Date of Award


Degree Name

EdD Doctor of Education

Dissertation Committee

Mary Woods Scherr, PhD, Chair; Robert Donmoyer, PhD; Port R. Martin, EdD


interim commanding officers, Leadership studies, military, organizational culture, qualitative, U.S. Navy Operational Units

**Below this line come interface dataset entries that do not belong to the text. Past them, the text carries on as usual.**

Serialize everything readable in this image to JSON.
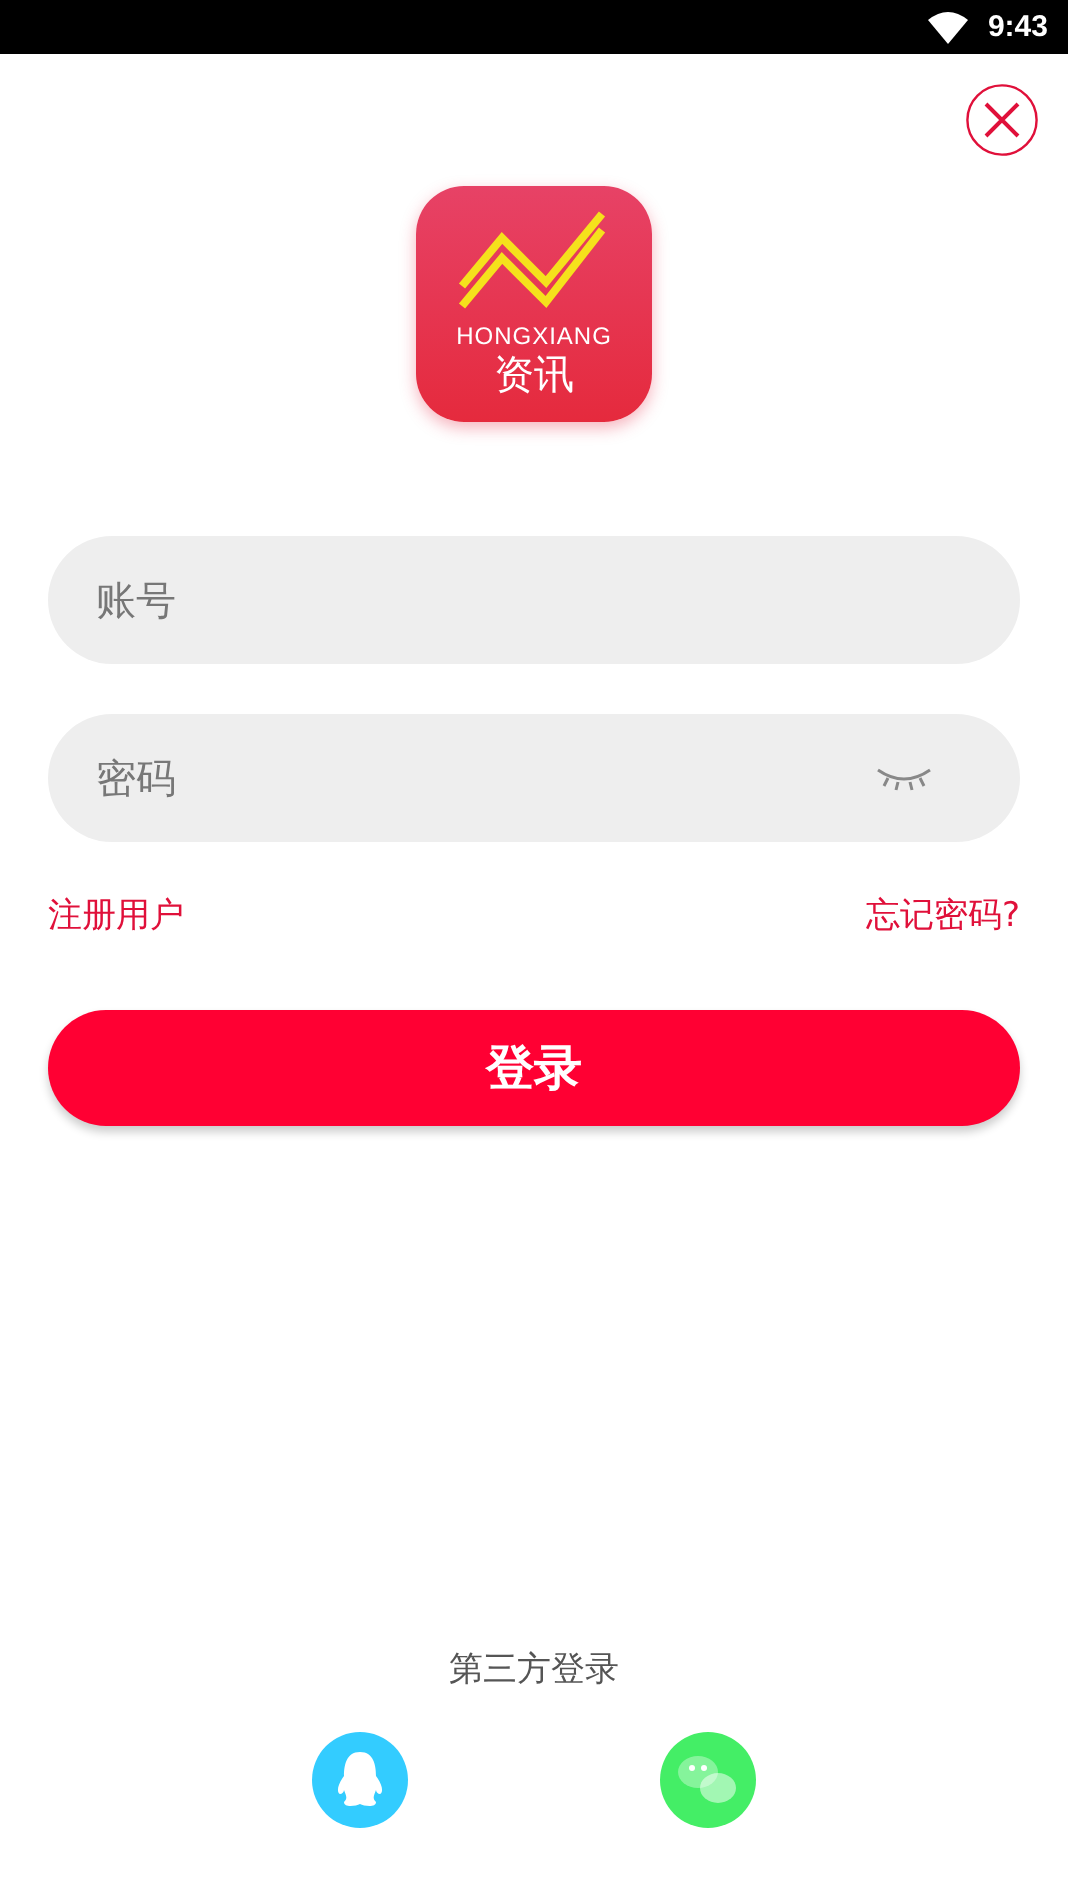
{
  "status_bar": {
    "time": "9:43"
  },
  "logo": {
    "latin": "HONGXIANG",
    "chinese": "资讯"
  },
  "fields": [
    {
      "kind": "text",
      "placeholder": "账号"
    },
    {
      "kind": "password",
      "placeholder": "密码"
    }
  ],
  "links": {
    "register": "注册用户",
    "forgot": "忘记密码?"
  },
  "login_button": "登录",
  "third_party": {
    "title": "第三方登录",
    "providers": [
      {
        "kind": "qq",
        "color": "#33ccff"
      },
      {
        "kind": "wechat",
        "color": "#44ee66"
      }
    ]
  }
}
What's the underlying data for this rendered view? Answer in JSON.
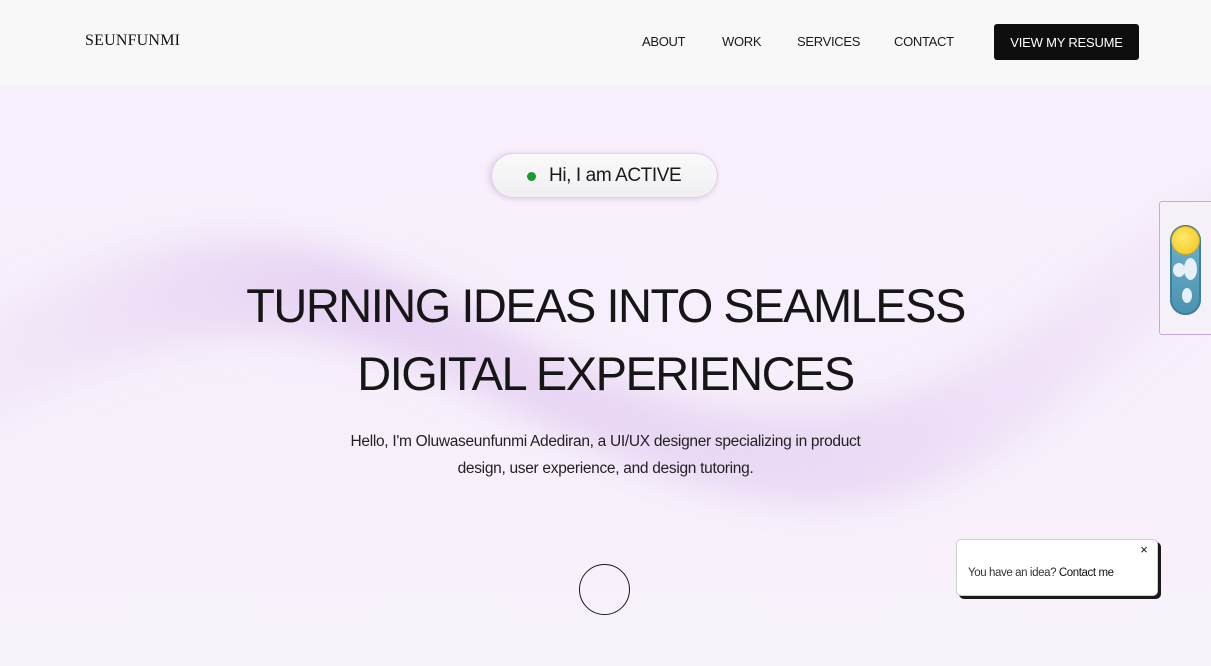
{
  "header": {
    "logo": "SEUNFUNMI",
    "nav": [
      "ABOUT",
      "WORK",
      "SERVICES",
      "CONTACT"
    ],
    "resume_button": "VIEW MY RESUME"
  },
  "status": {
    "text": "Hi, I am ACTIVE",
    "dot_color": "#1d9a2e"
  },
  "hero": {
    "title_line1": "TURNING IDEAS INTO SEAMLESS",
    "title_line2": "DIGITAL EXPERIENCES",
    "subtitle_line1": "Hello, I'm Oluwaseunfunmi Adediran, a UI/UX designer specializing in product",
    "subtitle_line2": "design, user experience, and design tutoring."
  },
  "theme_toggle": {
    "icon": "sun-icon",
    "mode": "light"
  },
  "contact_popup": {
    "prompt": "You have an idea?",
    "link": "Contact me",
    "close_icon": "×"
  },
  "colors": {
    "background": "#f8f1fc",
    "accent": "#c9a8e0",
    "button": "#0e0e0e"
  }
}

Commanding officers in the United States Navy are entrusted by law with absolute authority, responsibility, and accountability. Despite a rigorous selection process, some commanding officers are relieved of command every year. In many cases, these commanding officers are replaced by interim commanding officers, leaders selected to fill the job for short periods of time. There is a gap in leadership literature about the phenomenon of interim command leadership in the Navy. This study investigated interim commanding officers' experiences of taking command following the deliberate removal of the unit's previous commanding officer. A review of current literature on the subjects of command at sea, leadership, organizational culture, and leading planned change in organizations was conducted to develop a basis for understanding existing theories about challenges facing incoming leaders, effective leadership behaviors to generate change within an organization, and recommended strategies for effecting organizational change. A qualitative research methodology was used to provide rich detail about the experiences of interim commanding officers and to develop theories grounded in the data. Eleven former Navy interim commanding officers were interviewed to obtain data to answer the following research questions: (1) What were the experiences and leadership challenges faced by interim commanding officers? (2) Which experiences, if any, differed from their first command tour? (3) What observations were made by interim commanding officers about the organizational culture and morale of the wardroom upon their arrival and departure from the unit? (4) Which leadership behaviors and strategies, if any, did interim commanding officers find useful to change the organizational culture and morale of the wardroom? The findings suggested that: (a) interim commanding officers experienced a higher degree of confidence entering the assignment than on their first command tour, (b) the unknown and not knowing who among the crew they could trust were challenges, (c) effects on the wardroom varied with severity of the incident, the crew's perceived association with the event, and remoteness factors, and (d) that by modeling desired behaviors and focusing on communication, interim commanding officers restored confidence in leadership and mission readiness to the wardroom, the crew and external stakeholders.

Document Type

Dissertation: Open Access